To borrow a phrase from philosopher Immanuel Kant, we have to develop “purposeful purposelessness”. Essentially this means separating utility and value in our self-awareness in much the same way a great work of literature or a work of art is disassociated from that which is “useful”. Self-awareness may not seem to be “useful” on the surface, but it can help us change the way we see the world.
Much has been said of the mindfulness revolution which has helped companies like Walmart and Google cultivate better understanding among their employees and customers. But science also suggests that when our minds are frantic and not centred we are unhappy. We may find ourselves ruminating about a business trip or dwelling on anger about arguments or challenges at work.
UC Berkeley Researcher and Scholar Matt Killingsworth’s research on happiness found that people’s minds wander about 47 percent of the time. That means for half our lives we’re lost in thought, not in the present. Some might say that this isn’t necessarily a bad thing if our minds are wandering off to something pleasant like an upcoming holiday or a dinner out. But it turns out that we are less happy when our minds are wandering regardless of what they’re wandering to, because we’re missing out on the here and now.
We are floating from day to day on the waves of circumstances. Things are happening around us and we react to them. These waves dictate our mood, our state of mind, our concentration and can even cause psychosomatic illnesses.
Getting to purpose
Over the years, I have developed the following ways to overcome this. They have helped me focus, to become more purposeful in purposelessness and advise others.
1. Realise the futility of desire
Some may think that a permanently happy state is achievable by gaining status, possessions or wealth. But executives I work with find the older they get, the less interested they are in such pleasures. I have a formula for assessing my closeness to achieving happiness, which may help all of us ponder things: Happiness quotient = number of desires fulfilled / total number of desires. If our desires are always growing we will find ourselves scrambling endlessly to fulfil them leaving us constantly unfulfilled. By limiting our desires to what is really important to us we can improve our happiness quotient increase.
As George Kohlrieser pointed out in Leadership: A Master Class , how you manage your emotions is determined by what you focus on. This is easier said than done. An executive I coached was so immersed in his career that he didn’t see his child during weekdays and was too tired during weekends. He had to be encouraged to change his routine and in the end I had to coach him to reframe his desires and look at them as a cost.
2. Shed judgments:

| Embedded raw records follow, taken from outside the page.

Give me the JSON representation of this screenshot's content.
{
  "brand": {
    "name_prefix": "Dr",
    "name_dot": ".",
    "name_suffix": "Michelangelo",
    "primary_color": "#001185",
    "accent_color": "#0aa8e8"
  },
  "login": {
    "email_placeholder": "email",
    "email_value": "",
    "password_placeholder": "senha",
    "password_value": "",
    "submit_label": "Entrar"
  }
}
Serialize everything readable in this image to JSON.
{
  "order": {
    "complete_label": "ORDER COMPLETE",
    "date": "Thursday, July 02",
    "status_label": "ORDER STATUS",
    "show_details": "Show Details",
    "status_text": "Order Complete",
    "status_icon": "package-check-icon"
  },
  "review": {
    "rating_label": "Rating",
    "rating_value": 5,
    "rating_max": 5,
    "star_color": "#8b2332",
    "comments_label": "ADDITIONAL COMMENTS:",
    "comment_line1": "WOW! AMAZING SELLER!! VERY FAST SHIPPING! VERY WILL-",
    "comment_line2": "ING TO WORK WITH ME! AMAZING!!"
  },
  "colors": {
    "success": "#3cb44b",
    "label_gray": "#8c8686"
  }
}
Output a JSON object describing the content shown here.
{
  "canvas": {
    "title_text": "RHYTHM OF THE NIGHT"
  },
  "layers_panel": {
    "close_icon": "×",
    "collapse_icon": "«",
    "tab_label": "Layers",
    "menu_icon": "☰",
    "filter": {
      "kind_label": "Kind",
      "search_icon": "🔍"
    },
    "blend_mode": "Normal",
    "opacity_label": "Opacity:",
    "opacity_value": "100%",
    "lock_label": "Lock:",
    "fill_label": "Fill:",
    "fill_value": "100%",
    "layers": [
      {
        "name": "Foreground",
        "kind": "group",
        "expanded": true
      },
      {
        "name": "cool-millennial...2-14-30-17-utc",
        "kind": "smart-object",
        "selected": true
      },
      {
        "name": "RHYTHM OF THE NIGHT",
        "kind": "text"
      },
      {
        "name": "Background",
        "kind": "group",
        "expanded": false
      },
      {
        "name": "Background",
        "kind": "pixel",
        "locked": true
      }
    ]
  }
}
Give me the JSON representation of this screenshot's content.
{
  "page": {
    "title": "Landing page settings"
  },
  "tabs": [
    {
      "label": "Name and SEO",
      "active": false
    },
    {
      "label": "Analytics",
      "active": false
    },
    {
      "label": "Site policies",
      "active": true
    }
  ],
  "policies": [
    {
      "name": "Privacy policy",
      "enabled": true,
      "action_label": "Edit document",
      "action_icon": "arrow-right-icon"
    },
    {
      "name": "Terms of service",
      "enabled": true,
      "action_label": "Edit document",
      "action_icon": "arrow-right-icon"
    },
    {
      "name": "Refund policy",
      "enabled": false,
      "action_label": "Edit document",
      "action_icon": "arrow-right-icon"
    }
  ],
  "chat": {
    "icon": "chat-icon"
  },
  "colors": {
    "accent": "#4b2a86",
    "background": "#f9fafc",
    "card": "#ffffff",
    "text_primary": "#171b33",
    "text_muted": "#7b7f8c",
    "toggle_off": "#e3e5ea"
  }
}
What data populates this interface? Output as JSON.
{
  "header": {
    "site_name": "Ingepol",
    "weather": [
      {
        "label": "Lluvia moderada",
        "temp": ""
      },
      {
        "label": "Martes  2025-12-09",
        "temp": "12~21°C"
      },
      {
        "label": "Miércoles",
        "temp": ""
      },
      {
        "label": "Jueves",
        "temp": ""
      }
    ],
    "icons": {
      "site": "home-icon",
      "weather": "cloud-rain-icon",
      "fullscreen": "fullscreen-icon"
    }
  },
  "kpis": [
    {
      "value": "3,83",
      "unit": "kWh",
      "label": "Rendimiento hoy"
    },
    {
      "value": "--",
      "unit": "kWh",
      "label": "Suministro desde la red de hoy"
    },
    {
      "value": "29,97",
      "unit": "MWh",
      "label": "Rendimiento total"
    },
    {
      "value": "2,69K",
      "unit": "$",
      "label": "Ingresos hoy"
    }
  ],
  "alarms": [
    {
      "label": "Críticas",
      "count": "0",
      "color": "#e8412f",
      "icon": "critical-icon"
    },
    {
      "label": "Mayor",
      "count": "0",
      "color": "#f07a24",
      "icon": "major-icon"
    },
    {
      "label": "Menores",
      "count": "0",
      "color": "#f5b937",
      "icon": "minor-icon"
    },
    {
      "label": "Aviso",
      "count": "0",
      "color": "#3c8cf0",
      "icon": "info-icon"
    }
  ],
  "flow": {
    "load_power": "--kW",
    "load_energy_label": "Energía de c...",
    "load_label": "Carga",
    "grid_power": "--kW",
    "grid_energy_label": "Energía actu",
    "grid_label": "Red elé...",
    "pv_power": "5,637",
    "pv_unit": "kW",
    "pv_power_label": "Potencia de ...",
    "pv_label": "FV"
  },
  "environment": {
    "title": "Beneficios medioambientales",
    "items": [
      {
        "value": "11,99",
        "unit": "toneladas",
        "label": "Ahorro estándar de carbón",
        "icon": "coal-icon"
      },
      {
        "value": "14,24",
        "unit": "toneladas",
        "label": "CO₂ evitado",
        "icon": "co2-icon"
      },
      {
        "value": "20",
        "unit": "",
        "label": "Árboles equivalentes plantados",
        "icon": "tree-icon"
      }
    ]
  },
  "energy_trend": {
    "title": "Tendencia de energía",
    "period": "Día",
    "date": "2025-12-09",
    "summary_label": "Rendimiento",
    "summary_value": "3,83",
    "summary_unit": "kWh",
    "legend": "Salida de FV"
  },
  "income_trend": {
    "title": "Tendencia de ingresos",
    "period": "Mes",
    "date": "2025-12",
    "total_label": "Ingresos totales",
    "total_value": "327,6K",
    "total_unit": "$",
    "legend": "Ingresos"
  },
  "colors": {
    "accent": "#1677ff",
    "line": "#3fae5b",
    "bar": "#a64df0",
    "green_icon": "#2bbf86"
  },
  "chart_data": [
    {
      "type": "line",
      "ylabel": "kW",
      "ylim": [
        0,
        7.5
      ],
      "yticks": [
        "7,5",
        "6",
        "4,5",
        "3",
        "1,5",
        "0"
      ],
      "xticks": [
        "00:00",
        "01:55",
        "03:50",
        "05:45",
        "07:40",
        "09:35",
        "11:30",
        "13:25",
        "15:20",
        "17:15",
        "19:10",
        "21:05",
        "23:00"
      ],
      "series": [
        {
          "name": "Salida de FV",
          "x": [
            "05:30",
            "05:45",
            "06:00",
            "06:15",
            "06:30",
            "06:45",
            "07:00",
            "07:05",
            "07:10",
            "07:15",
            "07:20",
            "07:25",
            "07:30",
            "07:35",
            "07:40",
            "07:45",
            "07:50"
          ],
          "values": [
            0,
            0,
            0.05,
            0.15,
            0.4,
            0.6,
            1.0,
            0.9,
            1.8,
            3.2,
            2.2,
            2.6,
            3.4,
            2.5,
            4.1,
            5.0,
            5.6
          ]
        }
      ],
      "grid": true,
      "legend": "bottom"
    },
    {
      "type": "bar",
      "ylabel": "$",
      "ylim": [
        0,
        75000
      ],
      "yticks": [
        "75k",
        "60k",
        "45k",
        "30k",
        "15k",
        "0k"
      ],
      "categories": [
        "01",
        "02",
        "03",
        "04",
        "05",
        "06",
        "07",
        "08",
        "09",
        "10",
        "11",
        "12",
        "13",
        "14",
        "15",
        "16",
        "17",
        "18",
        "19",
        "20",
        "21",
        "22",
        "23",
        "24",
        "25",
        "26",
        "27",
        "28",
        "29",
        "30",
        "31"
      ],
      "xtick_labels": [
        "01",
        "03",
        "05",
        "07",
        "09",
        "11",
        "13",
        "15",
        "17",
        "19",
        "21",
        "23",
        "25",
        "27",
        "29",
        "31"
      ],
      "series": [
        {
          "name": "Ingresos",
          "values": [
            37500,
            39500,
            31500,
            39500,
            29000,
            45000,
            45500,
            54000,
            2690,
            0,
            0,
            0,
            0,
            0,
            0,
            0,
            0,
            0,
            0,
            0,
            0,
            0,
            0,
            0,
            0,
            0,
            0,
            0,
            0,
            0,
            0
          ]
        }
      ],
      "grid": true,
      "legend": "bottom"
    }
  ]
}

When a person we consider good behaves in a manner we don’t agree with, he or she can instantly become a villain in our eyes. This triggers a set of emotional judgments and thoughts which we store for future reference. But as Manfred Kets de Vries writes in his blog, management situations are rarely black and white. We should let in the shades of grey. I was once quick to label a vendor as useless and untrustworthy after a bad customer experience, but months later the same vendor jumped out of bed in the middle of the night to help me with a compliance issue. All of us have good days and bad.
Forgiving others is the start of the journey to happiness and keeps communication open between two people. There are more pros than cons for being forgiving, which leaders need to cultivate. I recall a deal where I was dropped at the last minute for another consultant, despite assurances I would be chosen. I had to realise that my counterpart was under pressure from other stakeholders and couldn’t honour his promise. After realising this, I was able to respect his values and internal reputation.
Focus for purpose and growth
Being aware and regulating our thoughts and action in a particular direction is a must for busy managers today. Start with two to three important focus areas per day, such as the roles you have at home, at the office and in your own self. Remember that you will only be able to mentor and support others if you are healthy in soul, body and mind. This should be the purpose and the ultimate aim of your personal growth.
Naveen Khajanchi is the CEO & Director of NKH Foundation